For the past two years, teams of postgraduate students from a range of disciplines have conducted research on how waste pickers, the state and residents in the two municipalities experience and understand integration initiatives. The post-doctoral fellow will play a key role in synthesizing the students’ data and findings (and conducting new research as necessary) in order to develop a comprehensive, multi-layered understanding of waste picker integration in the two municipalities. “Lessons from Waste Picker Integration” extends beyond the realm of academic research, as in the second component of the project, the PI (Dr. Melanie Samson) is designing and facilitating the Department of Environmental Affairs’ participatory stakeholder process to develop National Guidelines on Waste Picker Integration.  The post-doctoral fellow will also have the opportunity to participate in and analyse this unique form of national policy development.

Scope
The specific tasks of the incumbent will be to:

  • Write academic reports that synthesize and theorize research conducted by the research team.
  • Conduct new fieldwork.
  • Be a senior member of the team facilitating the national stakeholder process and developing the national guidelines on waste picker integration.
  • Produce peer-reviewed publications, both individually and collectively
  • Mentor post-graduate students.

Criteria

Applicants are expected to:

  • have a doctoral degree in an area of study relevant to the research project (Geography, Sociology, Anthropology, Political Science, Urban Studies etc.)
  • be deeply familiar with academic debates in one or more of the following areas: waste, discard studies, recycling, waste picking, the relationship between waste and value
  • have solid experience conducting and analysing qualitative research
  • have excellent writing skills
  • have strong interpersonal skills and enjoy working collaboratively.

Value and Tenure
The value of the Fellowship is R250,000 per year, over a twelve-month period from April 2018 – March 2019. The fellowship does not include relocation costs or fringe benefits. Research funds are available for project related research. Conference grants may be available on application. The incumbent will be provided with a desk and appropriate access rights to use the university’s research facilities.

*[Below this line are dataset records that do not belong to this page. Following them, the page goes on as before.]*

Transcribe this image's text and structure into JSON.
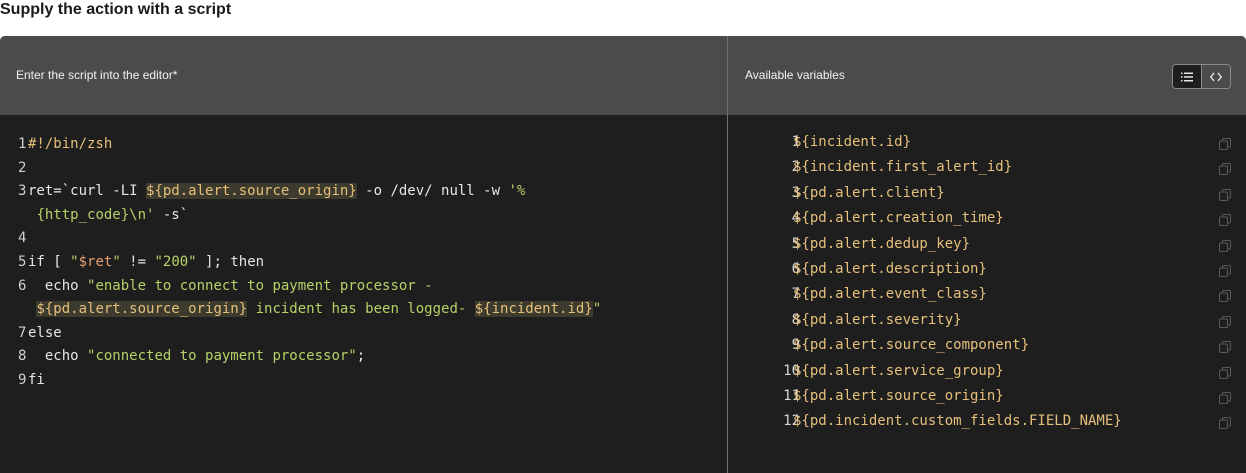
{
  "page_title": "Supply the action with a script",
  "editor": {
    "label": "Enter the script into the editor*",
    "lines": [
      {
        "num": "1",
        "parts": [
          {
            "t": "#!/bin/zsh",
            "c": "shebang"
          }
        ]
      },
      {
        "num": "2",
        "parts": []
      },
      {
        "num": "3",
        "parts": [
          {
            "t": "ret=`curl -LI ",
            "c": ""
          },
          {
            "t": "${pd.alert.source_origin}",
            "c": "hl"
          },
          {
            "t": " -o /dev/ null -w ",
            "c": ""
          },
          {
            "t": "'%",
            "c": "str"
          }
        ]
      },
      {
        "num": "",
        "parts": [
          {
            "t": "{http_code}\\n'",
            "c": "str"
          },
          {
            "t": " -s`",
            "c": ""
          }
        ]
      },
      {
        "num": "4",
        "parts": []
      },
      {
        "num": "5",
        "parts": [
          {
            "t": "if [ ",
            "c": ""
          },
          {
            "t": "\"",
            "c": "str"
          },
          {
            "t": "$ret",
            "c": "strvar"
          },
          {
            "t": "\"",
            "c": "str"
          },
          {
            "t": " != ",
            "c": ""
          },
          {
            "t": "\"200\"",
            "c": "str"
          },
          {
            "t": " ]; then",
            "c": ""
          }
        ]
      },
      {
        "num": "6",
        "parts": [
          {
            "t": "  echo ",
            "c": ""
          },
          {
            "t": "\"enable to connect to payment processor -",
            "c": "str"
          }
        ]
      },
      {
        "num": "",
        "parts": [
          {
            "t": "${pd.alert.source_origin}",
            "c": "hl"
          },
          {
            "t": " incident has been logged- ",
            "c": "str"
          },
          {
            "t": "${incident.id}",
            "c": "hl"
          },
          {
            "t": "\"",
            "c": "str"
          }
        ]
      },
      {
        "num": "7",
        "parts": [
          {
            "t": "else",
            "c": ""
          }
        ]
      },
      {
        "num": "8",
        "parts": [
          {
            "t": "  echo ",
            "c": ""
          },
          {
            "t": "\"connected to payment processor\"",
            "c": "str"
          },
          {
            "t": ";",
            "c": ""
          }
        ]
      },
      {
        "num": "9",
        "parts": [
          {
            "t": "fi",
            "c": ""
          }
        ]
      }
    ]
  },
  "variables_panel": {
    "label": "Available variables",
    "view_toggle": {
      "list_icon": "list-icon",
      "code_icon": "code-brackets-icon",
      "active": "list"
    },
    "items": [
      {
        "num": "1",
        "name": "${incident.id}"
      },
      {
        "num": "2",
        "name": "${incident.first_alert_id}"
      },
      {
        "num": "3",
        "name": "${pd.alert.client}"
      },
      {
        "num": "4",
        "name": "${pd.alert.creation_time}"
      },
      {
        "num": "5",
        "name": "${pd.alert.dedup_key}"
      },
      {
        "num": "6",
        "name": "${pd.alert.description}"
      },
      {
        "num": "7",
        "name": "${pd.alert.event_class}"
      },
      {
        "num": "8",
        "name": "${pd.alert.severity}"
      },
      {
        "num": "9",
        "name": "${pd.alert.source_component}"
      },
      {
        "num": "10",
        "name": "${pd.alert.service_group}"
      },
      {
        "num": "11",
        "name": "${pd.alert.source_origin}"
      },
      {
        "num": "12",
        "name": "${pd.incident.custom_fields.FIELD_NAME}"
      }
    ],
    "copy_icon": "copy-icon"
  },
  "colors": {
    "header_bg": "#4b4b4b",
    "editor_bg": "#1e1e1e",
    "string": "#b5d267",
    "variable": "#e5c07b"
  }
}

Application Requirements
Applications must be submitted by January 20, 2018 and include:

  • full CV
  • cover letter outlining your reasons for applying for the position
  • academic writing example
  • overview of experience working on issues related to waste picker integration
  • copies of academic transcripts
  • details of two referees.

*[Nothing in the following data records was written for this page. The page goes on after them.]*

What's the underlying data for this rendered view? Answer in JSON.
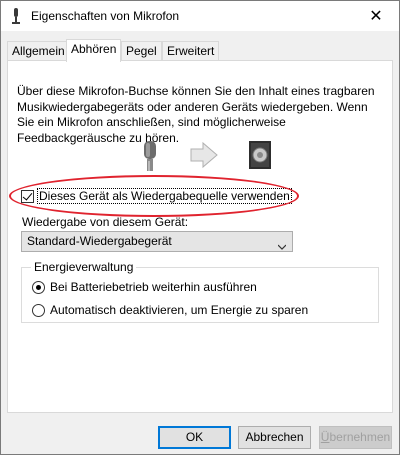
{
  "window": {
    "title": "Eigenschaften von Mikrofon",
    "close_glyph": "✕"
  },
  "tabs": [
    {
      "label": "Allgemein"
    },
    {
      "label": "Abhören"
    },
    {
      "label": "Pegel"
    },
    {
      "label": "Erweitert"
    }
  ],
  "active_tab": "Abhören",
  "description": "Über diese Mikrofon-Buchse können Sie den Inhalt eines tragbaren Musikwiedergabegeräts oder anderen Geräts wiedergeben. Wenn Sie ein Mikrofon anschließen, sind möglicherweise Feedbackgeräusche zu hören.",
  "illustration": {
    "icons": [
      "microphone-icon",
      "arrow-right-icon",
      "speaker-icon"
    ]
  },
  "listen_checkbox": {
    "label": "Dieses Gerät als Wiedergabequelle verwenden",
    "checked": true,
    "highlight_color": "#e0232e"
  },
  "playback": {
    "label": "Wiedergabe von diesem Gerät:",
    "selected": "Standard-Wiedergabegerät"
  },
  "power": {
    "title": "Energieverwaltung",
    "options": [
      {
        "label": "Bei Batteriebetrieb weiterhin ausführen",
        "selected": true
      },
      {
        "label": "Automatisch deaktivieren, um Energie zu sparen",
        "selected": false
      }
    ]
  },
  "buttons": {
    "ok": "OK",
    "cancel": "Abbrechen",
    "apply_first": "Ü",
    "apply_rest": "bernehmen"
  },
  "colors": {
    "accent": "#0078d7",
    "panel_bg": "#ffffff",
    "window_bg": "#f0f0f0"
  }
}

Selection Process
Eligible and complete applications will be considered by the project leader, Dr. Melanie Samson, and a selection committee. The closing date for applications is 20 January, 2017.

Submission
Please email your application to Dr. Melanie Samson:  melanie.samson@wits.ac.za
Hard copies can be posted to: Dr. Melanie Samson, Bernard Price Building, University of the Witwatersrand, 1 Jan Smuts Avenue, Braamfontein, Johannesburg, South Africa 2001.
Please state in the email subject line or on the envelope that this is an ‘Application for the Waste Picker Integration Postdoctoral Research Fellowship’.

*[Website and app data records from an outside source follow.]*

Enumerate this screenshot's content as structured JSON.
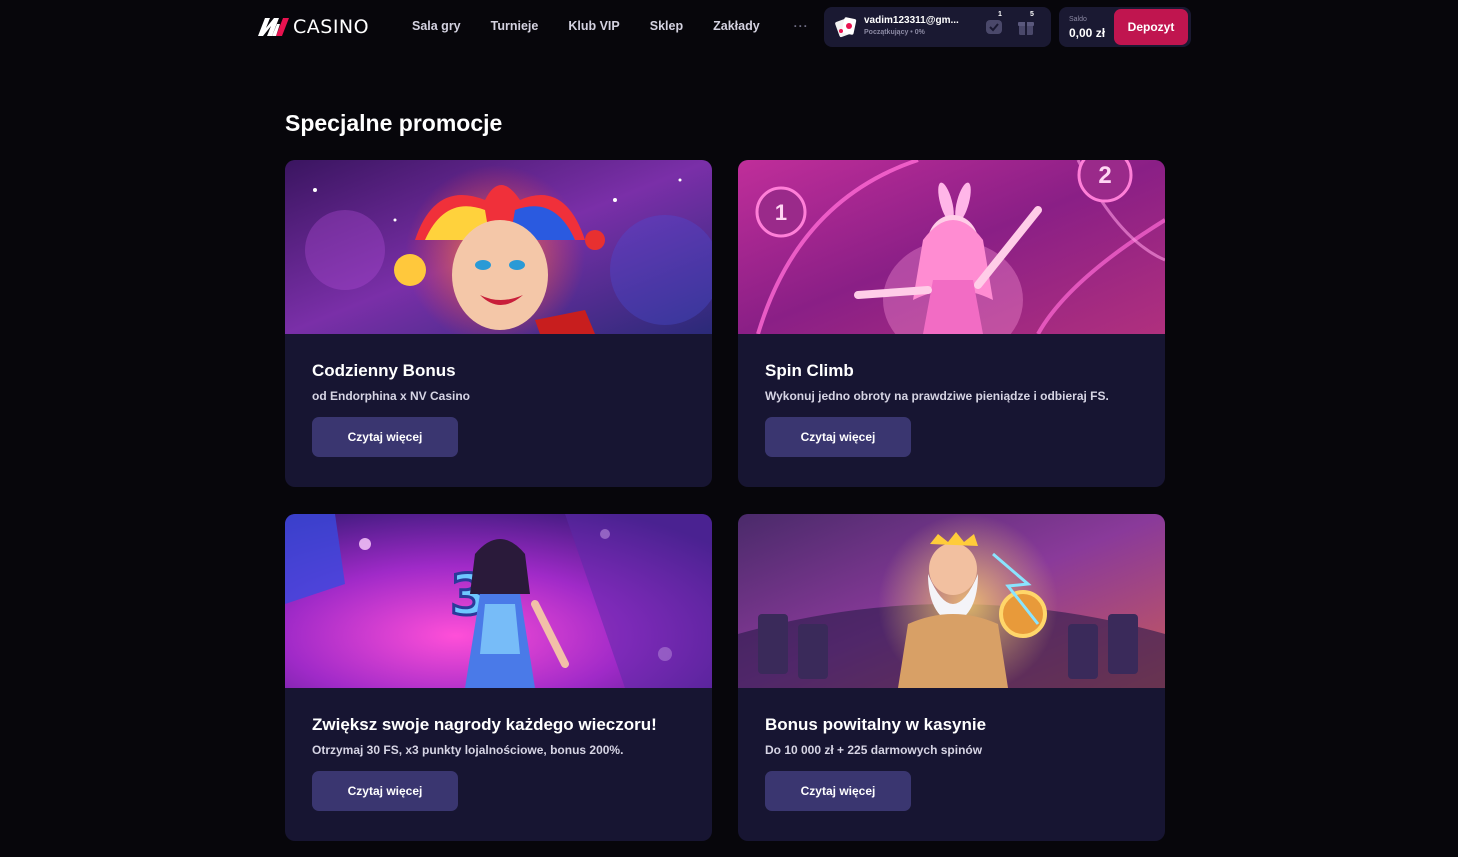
{
  "header": {
    "logo_text": "CASINO",
    "nav": [
      "Sala gry",
      "Turnieje",
      "Klub VIP",
      "Sklep",
      "Zakłady"
    ],
    "more": "···",
    "user": {
      "email": "vadim123311@gm...",
      "level": "Początkujący • 0%",
      "check_count": "1",
      "gift_count": "5"
    },
    "wallet": {
      "label": "Saldo",
      "value": "0,00 zł",
      "deposit_label": "Depozyt"
    }
  },
  "main": {
    "title": "Specjalne promocje",
    "promotions": [
      {
        "title": "Codzienny Bonus",
        "description": "od Endorphina x NV Casino",
        "button": "Czytaj więcej"
      },
      {
        "title": "Spin Climb",
        "description": "Wykonuj jedno obroty na prawdziwe pieniądze i odbieraj FS.",
        "button": "Czytaj więcej",
        "badges": [
          "1",
          "2"
        ]
      },
      {
        "title": "Zwiększ swoje nagrody każdego wieczoru!",
        "description": "Otrzymaj 30 FS, x3 punkty lojalnościowe, bonus 200%.",
        "button": "Czytaj więcej",
        "badges": [
          "3"
        ]
      },
      {
        "title": "Bonus powitalny w kasynie",
        "description": "Do 10 000 zł + 225 darmowych spinów",
        "button": "Czytaj więcej"
      }
    ]
  },
  "colors": {
    "background": "#07060b",
    "card": "#171532",
    "button": "#3a3670",
    "deposit": "#c0154f"
  }
}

Further Information
For further information, please contact Dr. Melanie Samson – melanie.samson@wits.ac.za